9 mar. 2008

The qualitative defines personal experience, its distinctness. One reason that I know that I am still I is that I can listen to Art Tatum play "Nice Work if You Can Get It" and recognize my previous experience in it. It's almost like opening a door to the self and seeing that the self is still there. (I listened to this maybe 400 times when I was 14.) I cannot get that qualitative experience out of something I listened to for the first time at 30, with the same intensity at least. The qualitative (timbre) is what makes things recognizable as themselves.

I feel especially drawn to things that were happening around the time I was born, or just before or after. Everything I end up being interested in falls into that 1947-1967 window. Which means in practical terms that the writers and musicians I most love were born between 1920 and 1940, or might as well have been born then. (Shapiro the child prodigy is younger but already writing poems when I was born, so he qualifies.) I wrote my first book on a Spanish poet born in '34, and have been mostly interested in that group of poets. It's the generation of yr parents, sd the Freudian.

Just to give 1926 as an example, we have Miles, Coltrane, Ginsberg, O'Hara, and Creeley who are born that year. Not to mention my favorite modern composer Morton Feldman.

I was never as fascinated by the generation born in the 40s or 50s. I came of age when the good stuff was disappearing from the culture in favor of a cruder aesthetic. I'll give some of it my grudging admiration, but really I don't have the same personal investment in it.

Going back to generation born in the 1880s: that's another source of fascination for me, but it is not as immediate.

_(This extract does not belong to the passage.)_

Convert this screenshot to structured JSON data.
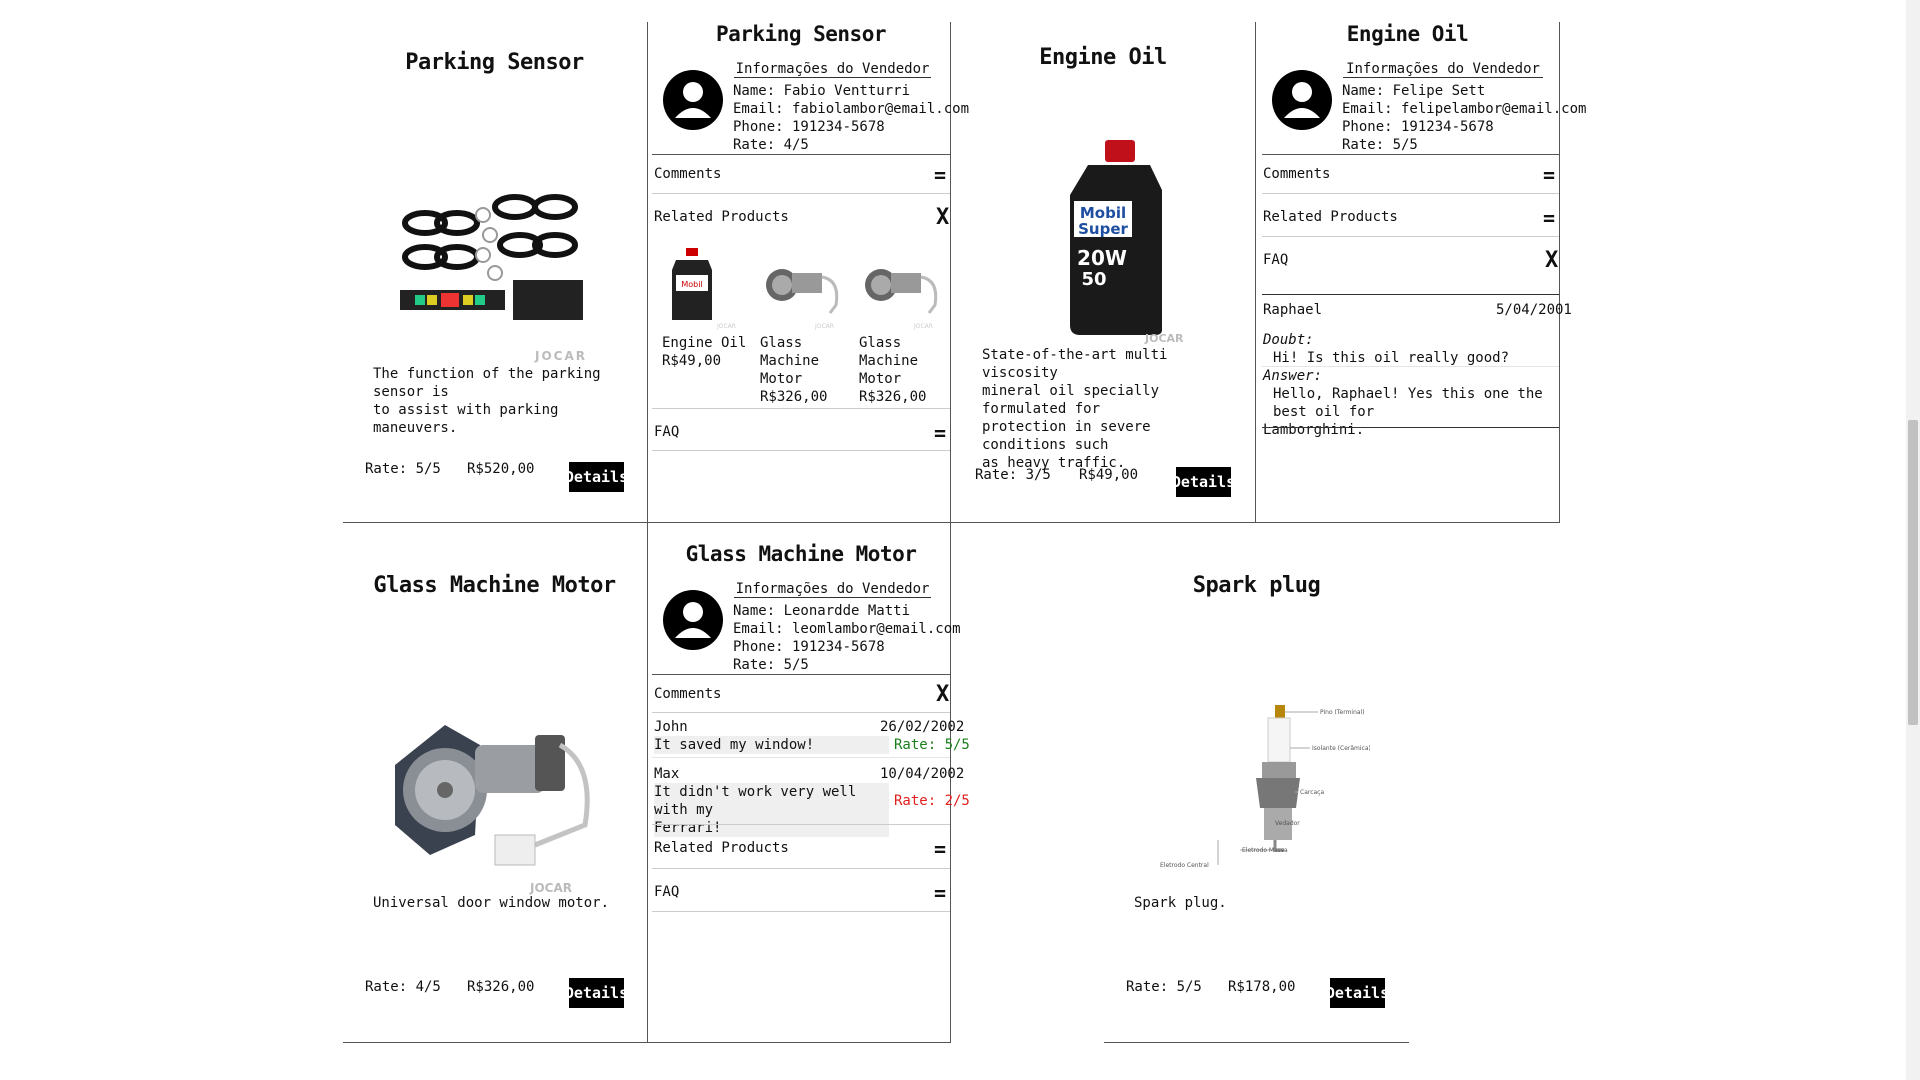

I could be Creeley, in some sense, but not Wallace Stevens.

Timbres are auditory odors.